Toy maker Mattel, faced with a dwindling traditional toy market, is bringing back a classic “make it yourself” toy from the 1960s and giving it a modern day twist. The company will release the “ThingMaker 3D” toy printer for kids later this year.
One of the world’s largest toy makers, Mattel, has long embraced the idea of helping kids build their own toys. Back in the 1960s, the company released the very first ThingMaker, which let kids create figurines by pouring liquid plastic into molds and then heating them up in an oven. Now, Mattel thinks it can bring back the toymaker movement with its own affordable 3D printer.
The ThingMaker 3D is a $300 3D printer that allows kids, (and let’s face it, parents), to use an iOS or Android app to create their own toys, such as figurines and jewelry. The app is actually a rather sophisticated 3D modeling software that allows users to create and render their own custom toys and then transmit them wirelessly to the printer.
Mattel partnered with Autodesk to create an app that was easy to use, fast, and crash proof. The software actually will work with other 3D printers, not just the ThingMaker. However, at only $300, users would be hard-pressed to find a cheaper 3D printer than the ThingMaker.
The ThingMaker Design app, already available for both iOS and Android devices, is pre-loaded with a number of blueprints for ready to print things like rings, necklaces, skeletons, and more. Users can select the various colors for different parts of the toys, and can customize them into new toys.
The ThingMaker uses industry standard hard PLA plastic filament as consumables for the printer. Mattel hasn’t announced what colors will be available.

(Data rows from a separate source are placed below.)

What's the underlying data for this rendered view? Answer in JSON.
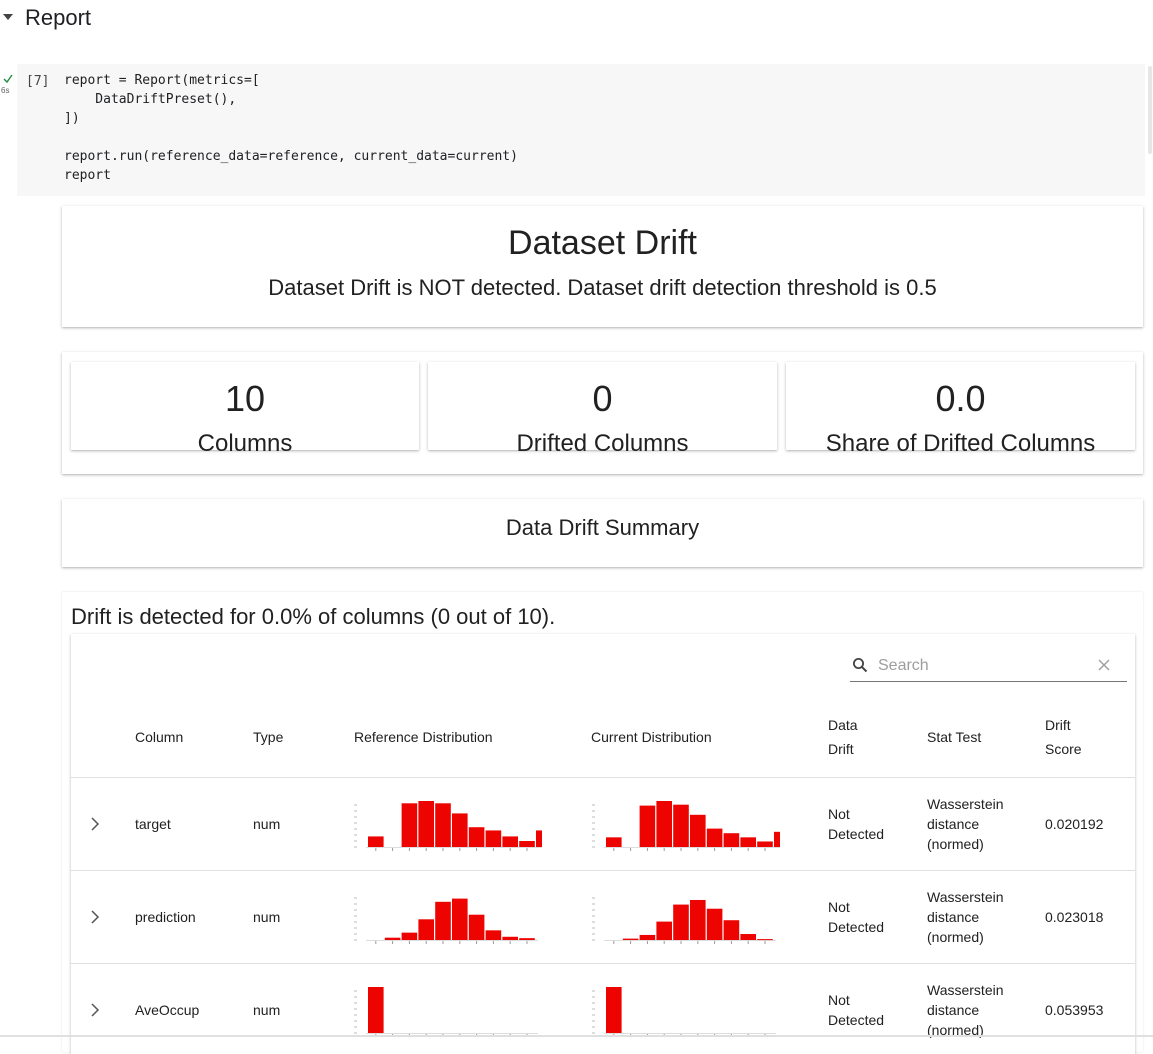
{
  "section": {
    "title": "Report"
  },
  "cell": {
    "exec_count": "[7]",
    "runtime": "6s",
    "code_lines": [
      "report = Report(metrics=[",
      "    DataDriftPreset(),",
      "])",
      "",
      "report.run(reference_data=reference, current_data=current)",
      "report"
    ]
  },
  "drift_card": {
    "title": "Dataset Drift",
    "subtitle": "Dataset Drift is NOT detected. Dataset drift detection threshold is 0.5"
  },
  "metrics": [
    {
      "value": "10",
      "label": "Columns"
    },
    {
      "value": "0",
      "label": "Drifted Columns"
    },
    {
      "value": "0.0",
      "label": "Share of Drifted Columns"
    }
  ],
  "summary": {
    "title": "Data Drift Summary",
    "detected_text": "Drift is detected for 0.0% of columns (0 out of 10)."
  },
  "search": {
    "placeholder": "Search"
  },
  "table": {
    "headers": {
      "column": "Column",
      "type": "Type",
      "reference": "Reference Distribution",
      "current": "Current Distribution",
      "data_drift_1": "Data",
      "data_drift_2": "Drift",
      "stat_test": "Stat Test",
      "drift_score_1": "Drift",
      "drift_score_2": "Score"
    },
    "rows": [
      {
        "column": "target",
        "type": "num",
        "drift_1": "Not",
        "drift_2": "Detected",
        "stat_1": "Wasserstein",
        "stat_2": "distance",
        "stat_3": "(normed)",
        "score": "0.020192"
      },
      {
        "column": "prediction",
        "type": "num",
        "drift_1": "Not",
        "drift_2": "Detected",
        "stat_1": "Wasserstein",
        "stat_2": "distance",
        "stat_3": "(normed)",
        "score": "0.023018"
      },
      {
        "column": "AveOccup",
        "type": "num",
        "drift_1": "Not",
        "drift_2": "Detected",
        "stat_1": "Wasserstein",
        "stat_2": "distance",
        "stat_3": "(normed)",
        "score": "0.053953"
      }
    ]
  },
  "histograms": {
    "color": "#ed0400",
    "rows": [
      {
        "reference": [
          0.23,
          0.0,
          0.95,
          1.0,
          0.95,
          0.73,
          0.43,
          0.36,
          0.23,
          0.13,
          0.36
        ],
        "current": [
          0.21,
          0.0,
          0.9,
          1.0,
          0.92,
          0.7,
          0.4,
          0.3,
          0.21,
          0.12,
          0.33
        ]
      },
      {
        "reference": [
          0.0,
          0.05,
          0.16,
          0.45,
          0.83,
          0.9,
          0.55,
          0.21,
          0.07,
          0.04
        ],
        "current": [
          0.0,
          0.03,
          0.11,
          0.4,
          0.77,
          0.87,
          0.68,
          0.43,
          0.13,
          0.02
        ]
      },
      {
        "reference": [
          1.0,
          0,
          0,
          0,
          0,
          0,
          0,
          0,
          0,
          0
        ],
        "current": [
          1.0,
          0,
          0,
          0,
          0,
          0,
          0,
          0,
          0,
          0
        ]
      }
    ]
  },
  "colors": {
    "accent_red": "#ed0400",
    "check_green": "#1e8e3e"
  },
  "icons": [
    "caret-down-icon",
    "check-icon",
    "search-icon",
    "clear-icon",
    "chevron-right-icon"
  ]
}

However, Gizmodo reports there were at least two dozen colors on display at the New York Toy Fair.
The ThingMaker is designed to be safe for use by kids, and it HAS to be safer than the ThingMaker of the 60s which used a dangerously hot cooking system to cook “Plastigoop” into rubbery bug-shaped toys.

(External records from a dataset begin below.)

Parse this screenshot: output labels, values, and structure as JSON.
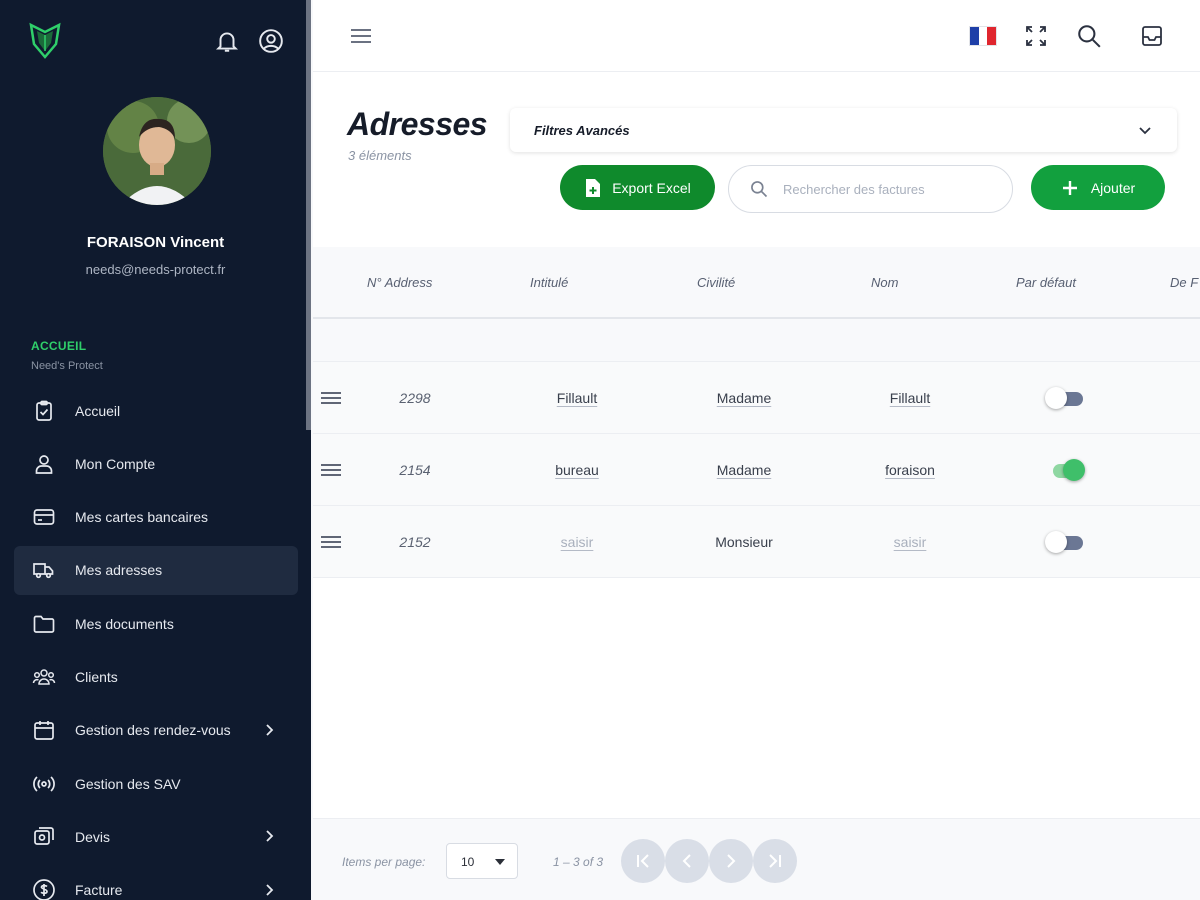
{
  "sidebar": {
    "user": {
      "name": "FORAISON Vincent",
      "email": "needs@needs-protect.fr"
    },
    "section": {
      "title": "ACCUEIL",
      "subtitle": "Need's Protect"
    },
    "items": [
      {
        "label": "Accueil",
        "icon": "clipboard-check-icon"
      },
      {
        "label": "Mon Compte",
        "icon": "user-icon"
      },
      {
        "label": "Mes cartes bancaires",
        "icon": "credit-card-icon"
      },
      {
        "label": "Mes adresses",
        "icon": "truck-icon",
        "active": true
      },
      {
        "label": "Mes documents",
        "icon": "folder-icon"
      },
      {
        "label": "Clients",
        "icon": "users-group-icon"
      },
      {
        "label": "Gestion des rendez-vous",
        "icon": "calendar-icon",
        "has_children": true
      },
      {
        "label": "Gestion des SAV",
        "icon": "broadcast-icon"
      },
      {
        "label": "Devis",
        "icon": "documents-icon",
        "has_children": true
      },
      {
        "label": "Facture",
        "icon": "dollar-icon",
        "has_children": true
      }
    ]
  },
  "colors": {
    "sidebar_bg": "#0f1a2e",
    "accent_green": "#12a03e",
    "export_green": "#0f8a2c",
    "section_green": "#2fcf6a"
  },
  "header": {
    "title": "Adresses",
    "count": "3 éléments",
    "filters_label": "Filtres Avancés"
  },
  "toolbar": {
    "export_label": "Export Excel",
    "search_placeholder": "Rechercher des factures",
    "add_label": "Ajouter"
  },
  "table": {
    "columns": [
      "N° Address",
      "Intitulé",
      "Civilité",
      "Nom",
      "Par défaut",
      "De F"
    ],
    "rows": [
      {
        "number": "2298",
        "title": "Fillault",
        "civility": "Madame",
        "name": "Fillault",
        "default": false
      },
      {
        "number": "2154",
        "title": "bureau",
        "civility": "Madame",
        "name": "foraison",
        "default": true
      },
      {
        "number": "2152",
        "title": "saisir",
        "civility": "Monsieur",
        "name": "saisir",
        "default": false
      }
    ]
  },
  "pagination": {
    "items_per_page_label": "Items per page:",
    "items_per_page": "10",
    "range": "1 – 3 of 3"
  }
}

The ThingMaker 3D is scheduled to be released this fall, and it can be pre-ordered on Amazon.